• [What you have to do]
Go through the records below and return each line that has "component" in it.

- Opening Delimiter -

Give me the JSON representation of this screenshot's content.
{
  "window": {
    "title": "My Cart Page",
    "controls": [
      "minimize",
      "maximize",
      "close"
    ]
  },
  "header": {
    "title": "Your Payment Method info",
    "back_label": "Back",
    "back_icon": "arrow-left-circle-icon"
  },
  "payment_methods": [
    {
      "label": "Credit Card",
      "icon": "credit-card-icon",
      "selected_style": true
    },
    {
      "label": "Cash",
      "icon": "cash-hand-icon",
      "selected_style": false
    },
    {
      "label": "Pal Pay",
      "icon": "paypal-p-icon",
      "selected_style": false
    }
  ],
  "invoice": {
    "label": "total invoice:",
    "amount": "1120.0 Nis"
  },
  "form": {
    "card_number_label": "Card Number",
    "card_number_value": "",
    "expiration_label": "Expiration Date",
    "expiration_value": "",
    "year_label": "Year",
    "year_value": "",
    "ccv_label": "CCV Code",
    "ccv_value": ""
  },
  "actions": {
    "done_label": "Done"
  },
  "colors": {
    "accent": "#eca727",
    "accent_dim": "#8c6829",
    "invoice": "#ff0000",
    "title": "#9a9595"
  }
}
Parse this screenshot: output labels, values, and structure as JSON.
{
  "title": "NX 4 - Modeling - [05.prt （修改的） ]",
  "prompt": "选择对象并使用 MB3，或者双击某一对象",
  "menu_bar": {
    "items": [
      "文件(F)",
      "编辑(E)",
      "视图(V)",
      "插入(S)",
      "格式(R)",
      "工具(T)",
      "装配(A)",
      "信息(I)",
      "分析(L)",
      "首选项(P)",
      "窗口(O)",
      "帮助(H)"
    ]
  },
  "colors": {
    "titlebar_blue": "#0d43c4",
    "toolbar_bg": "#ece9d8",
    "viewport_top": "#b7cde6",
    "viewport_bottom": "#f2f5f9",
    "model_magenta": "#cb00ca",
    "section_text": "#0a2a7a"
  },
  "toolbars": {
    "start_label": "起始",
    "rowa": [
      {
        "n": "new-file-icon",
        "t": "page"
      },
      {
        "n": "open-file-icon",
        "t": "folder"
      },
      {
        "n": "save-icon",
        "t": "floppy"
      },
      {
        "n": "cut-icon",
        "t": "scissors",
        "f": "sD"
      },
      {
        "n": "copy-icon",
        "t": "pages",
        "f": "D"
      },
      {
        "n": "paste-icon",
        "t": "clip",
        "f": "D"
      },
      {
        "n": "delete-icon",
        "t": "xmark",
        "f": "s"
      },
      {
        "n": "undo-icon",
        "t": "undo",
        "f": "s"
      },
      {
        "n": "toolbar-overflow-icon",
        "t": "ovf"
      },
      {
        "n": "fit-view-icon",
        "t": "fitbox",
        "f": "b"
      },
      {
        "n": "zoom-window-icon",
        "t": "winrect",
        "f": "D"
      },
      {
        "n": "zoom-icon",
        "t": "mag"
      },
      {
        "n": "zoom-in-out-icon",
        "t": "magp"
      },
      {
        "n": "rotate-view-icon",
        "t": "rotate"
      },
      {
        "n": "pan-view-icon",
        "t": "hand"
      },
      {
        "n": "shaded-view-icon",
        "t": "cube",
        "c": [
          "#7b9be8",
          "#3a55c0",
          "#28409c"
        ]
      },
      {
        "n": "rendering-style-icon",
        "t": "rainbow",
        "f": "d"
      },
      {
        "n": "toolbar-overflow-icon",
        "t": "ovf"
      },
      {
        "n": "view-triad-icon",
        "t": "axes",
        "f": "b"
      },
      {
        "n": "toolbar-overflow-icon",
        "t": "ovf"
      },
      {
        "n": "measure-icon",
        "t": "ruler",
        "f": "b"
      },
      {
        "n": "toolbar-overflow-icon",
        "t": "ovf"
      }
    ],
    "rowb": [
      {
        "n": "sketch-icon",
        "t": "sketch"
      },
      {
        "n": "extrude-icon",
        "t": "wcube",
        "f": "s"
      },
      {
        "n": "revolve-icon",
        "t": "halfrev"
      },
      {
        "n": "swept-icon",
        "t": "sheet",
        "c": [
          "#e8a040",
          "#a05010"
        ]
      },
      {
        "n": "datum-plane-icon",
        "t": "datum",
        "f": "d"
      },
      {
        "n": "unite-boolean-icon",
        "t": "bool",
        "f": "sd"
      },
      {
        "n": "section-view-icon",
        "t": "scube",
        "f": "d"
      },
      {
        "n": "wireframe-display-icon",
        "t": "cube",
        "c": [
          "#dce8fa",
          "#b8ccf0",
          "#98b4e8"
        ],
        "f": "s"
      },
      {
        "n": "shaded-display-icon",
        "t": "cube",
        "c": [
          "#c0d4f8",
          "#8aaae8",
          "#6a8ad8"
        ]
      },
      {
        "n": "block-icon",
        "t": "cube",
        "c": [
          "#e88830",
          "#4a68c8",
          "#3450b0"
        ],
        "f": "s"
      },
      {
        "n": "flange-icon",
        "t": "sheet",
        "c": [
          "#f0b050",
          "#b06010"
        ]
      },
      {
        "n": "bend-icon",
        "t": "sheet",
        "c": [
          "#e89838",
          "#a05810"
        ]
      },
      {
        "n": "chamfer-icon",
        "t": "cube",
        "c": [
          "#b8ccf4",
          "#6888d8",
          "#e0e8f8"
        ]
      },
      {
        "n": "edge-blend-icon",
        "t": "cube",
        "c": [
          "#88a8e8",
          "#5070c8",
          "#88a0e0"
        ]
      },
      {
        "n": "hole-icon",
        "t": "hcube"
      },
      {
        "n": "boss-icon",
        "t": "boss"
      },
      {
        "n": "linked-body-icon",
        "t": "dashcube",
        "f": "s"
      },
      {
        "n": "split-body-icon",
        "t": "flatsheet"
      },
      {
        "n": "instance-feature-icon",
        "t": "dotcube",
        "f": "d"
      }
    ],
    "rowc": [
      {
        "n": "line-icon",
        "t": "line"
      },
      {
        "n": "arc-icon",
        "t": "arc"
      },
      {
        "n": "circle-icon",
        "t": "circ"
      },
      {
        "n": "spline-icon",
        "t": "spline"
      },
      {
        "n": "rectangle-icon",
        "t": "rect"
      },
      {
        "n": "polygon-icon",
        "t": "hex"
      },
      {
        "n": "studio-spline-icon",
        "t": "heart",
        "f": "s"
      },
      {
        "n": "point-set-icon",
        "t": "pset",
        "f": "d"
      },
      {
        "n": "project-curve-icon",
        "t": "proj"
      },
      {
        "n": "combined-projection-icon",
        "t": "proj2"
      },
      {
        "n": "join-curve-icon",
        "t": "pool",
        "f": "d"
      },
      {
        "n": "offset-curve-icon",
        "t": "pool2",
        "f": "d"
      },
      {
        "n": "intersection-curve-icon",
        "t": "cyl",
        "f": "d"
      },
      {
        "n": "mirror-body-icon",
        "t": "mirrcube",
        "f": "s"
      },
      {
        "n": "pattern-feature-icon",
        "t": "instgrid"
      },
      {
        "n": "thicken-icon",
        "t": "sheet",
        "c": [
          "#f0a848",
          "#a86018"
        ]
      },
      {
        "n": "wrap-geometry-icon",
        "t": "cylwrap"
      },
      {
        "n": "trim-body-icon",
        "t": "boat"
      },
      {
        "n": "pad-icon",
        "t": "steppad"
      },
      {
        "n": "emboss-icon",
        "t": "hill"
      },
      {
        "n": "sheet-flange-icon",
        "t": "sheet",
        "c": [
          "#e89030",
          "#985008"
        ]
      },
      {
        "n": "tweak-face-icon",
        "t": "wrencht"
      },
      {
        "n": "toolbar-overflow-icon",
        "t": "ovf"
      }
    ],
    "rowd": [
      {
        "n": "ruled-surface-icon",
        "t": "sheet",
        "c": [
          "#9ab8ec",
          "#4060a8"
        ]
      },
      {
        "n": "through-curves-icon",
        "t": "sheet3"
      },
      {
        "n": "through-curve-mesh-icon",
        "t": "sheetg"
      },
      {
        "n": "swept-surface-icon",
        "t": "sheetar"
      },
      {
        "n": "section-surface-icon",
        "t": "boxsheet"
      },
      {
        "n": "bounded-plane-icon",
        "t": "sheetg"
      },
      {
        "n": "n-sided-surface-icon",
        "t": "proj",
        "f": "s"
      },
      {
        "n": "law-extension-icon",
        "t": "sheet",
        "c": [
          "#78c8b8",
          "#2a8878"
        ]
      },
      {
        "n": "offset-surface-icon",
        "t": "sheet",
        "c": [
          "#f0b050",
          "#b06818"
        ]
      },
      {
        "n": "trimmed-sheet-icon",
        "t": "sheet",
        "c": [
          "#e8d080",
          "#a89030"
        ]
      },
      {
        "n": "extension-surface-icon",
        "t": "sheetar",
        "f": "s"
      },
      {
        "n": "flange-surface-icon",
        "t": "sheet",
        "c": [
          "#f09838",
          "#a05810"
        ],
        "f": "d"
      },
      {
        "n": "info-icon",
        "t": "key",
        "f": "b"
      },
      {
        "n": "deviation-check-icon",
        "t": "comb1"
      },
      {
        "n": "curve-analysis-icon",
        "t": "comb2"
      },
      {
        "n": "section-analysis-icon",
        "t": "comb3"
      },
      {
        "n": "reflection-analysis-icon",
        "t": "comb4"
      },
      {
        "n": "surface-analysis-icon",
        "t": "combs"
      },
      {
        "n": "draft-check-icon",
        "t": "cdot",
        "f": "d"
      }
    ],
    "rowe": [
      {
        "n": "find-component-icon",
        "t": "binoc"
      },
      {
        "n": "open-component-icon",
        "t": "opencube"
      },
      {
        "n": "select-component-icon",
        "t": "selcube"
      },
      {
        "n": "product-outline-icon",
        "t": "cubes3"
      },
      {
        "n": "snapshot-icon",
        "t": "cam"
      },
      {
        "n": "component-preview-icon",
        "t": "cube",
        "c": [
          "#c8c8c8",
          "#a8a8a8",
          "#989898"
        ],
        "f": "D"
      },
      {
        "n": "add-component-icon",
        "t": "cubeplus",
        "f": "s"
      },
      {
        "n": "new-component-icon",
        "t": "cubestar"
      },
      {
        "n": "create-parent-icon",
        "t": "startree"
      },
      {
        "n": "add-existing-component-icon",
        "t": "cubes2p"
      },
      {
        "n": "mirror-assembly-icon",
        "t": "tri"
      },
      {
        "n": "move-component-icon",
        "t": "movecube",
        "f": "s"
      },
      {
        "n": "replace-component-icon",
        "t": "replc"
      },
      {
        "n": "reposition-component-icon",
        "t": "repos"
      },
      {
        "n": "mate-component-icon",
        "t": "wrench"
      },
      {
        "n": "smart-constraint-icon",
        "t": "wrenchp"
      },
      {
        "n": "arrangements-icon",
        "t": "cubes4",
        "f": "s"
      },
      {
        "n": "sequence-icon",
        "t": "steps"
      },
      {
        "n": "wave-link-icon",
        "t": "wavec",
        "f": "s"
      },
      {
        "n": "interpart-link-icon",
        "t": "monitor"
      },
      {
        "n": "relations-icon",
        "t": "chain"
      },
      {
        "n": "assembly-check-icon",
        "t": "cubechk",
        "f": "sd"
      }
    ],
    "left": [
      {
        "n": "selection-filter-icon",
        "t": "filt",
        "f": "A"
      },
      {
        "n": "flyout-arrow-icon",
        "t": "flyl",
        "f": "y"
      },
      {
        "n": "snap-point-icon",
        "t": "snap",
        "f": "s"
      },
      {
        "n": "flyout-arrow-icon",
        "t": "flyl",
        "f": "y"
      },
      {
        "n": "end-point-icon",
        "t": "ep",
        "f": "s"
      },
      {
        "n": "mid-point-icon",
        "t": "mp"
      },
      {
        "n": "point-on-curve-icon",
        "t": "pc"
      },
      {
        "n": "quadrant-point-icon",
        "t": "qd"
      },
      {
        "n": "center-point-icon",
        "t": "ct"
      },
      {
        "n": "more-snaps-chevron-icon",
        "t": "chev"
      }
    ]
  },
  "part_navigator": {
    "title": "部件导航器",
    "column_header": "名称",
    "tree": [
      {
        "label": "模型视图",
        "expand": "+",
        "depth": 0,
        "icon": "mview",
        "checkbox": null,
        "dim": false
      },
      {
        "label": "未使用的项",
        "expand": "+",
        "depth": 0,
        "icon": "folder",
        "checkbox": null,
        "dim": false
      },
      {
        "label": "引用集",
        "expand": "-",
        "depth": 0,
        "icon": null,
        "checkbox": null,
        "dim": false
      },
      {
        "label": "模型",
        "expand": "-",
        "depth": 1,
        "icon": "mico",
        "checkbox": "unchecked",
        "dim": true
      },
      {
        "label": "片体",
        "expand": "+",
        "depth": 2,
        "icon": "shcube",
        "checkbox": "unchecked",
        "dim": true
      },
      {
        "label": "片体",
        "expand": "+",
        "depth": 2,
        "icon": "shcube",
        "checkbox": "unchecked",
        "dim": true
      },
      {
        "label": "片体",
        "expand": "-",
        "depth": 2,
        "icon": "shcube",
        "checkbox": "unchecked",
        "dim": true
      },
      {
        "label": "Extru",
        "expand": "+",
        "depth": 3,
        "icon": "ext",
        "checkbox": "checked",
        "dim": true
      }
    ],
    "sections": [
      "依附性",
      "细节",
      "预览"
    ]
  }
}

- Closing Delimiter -

• [Written answer]
        "n": "find-component-icon",
        "n": "open-component-icon",
        "n": "select-component-icon",
        "n": "component-preview-icon",
        "n": "add-component-icon",
        "n": "new-component-icon",
        "n": "add-existing-component-icon",
        "n": "move-component-icon",
        "n": "replace-component-icon",
        "n": "reposition-component-icon",
        "n": "mate-component-icon",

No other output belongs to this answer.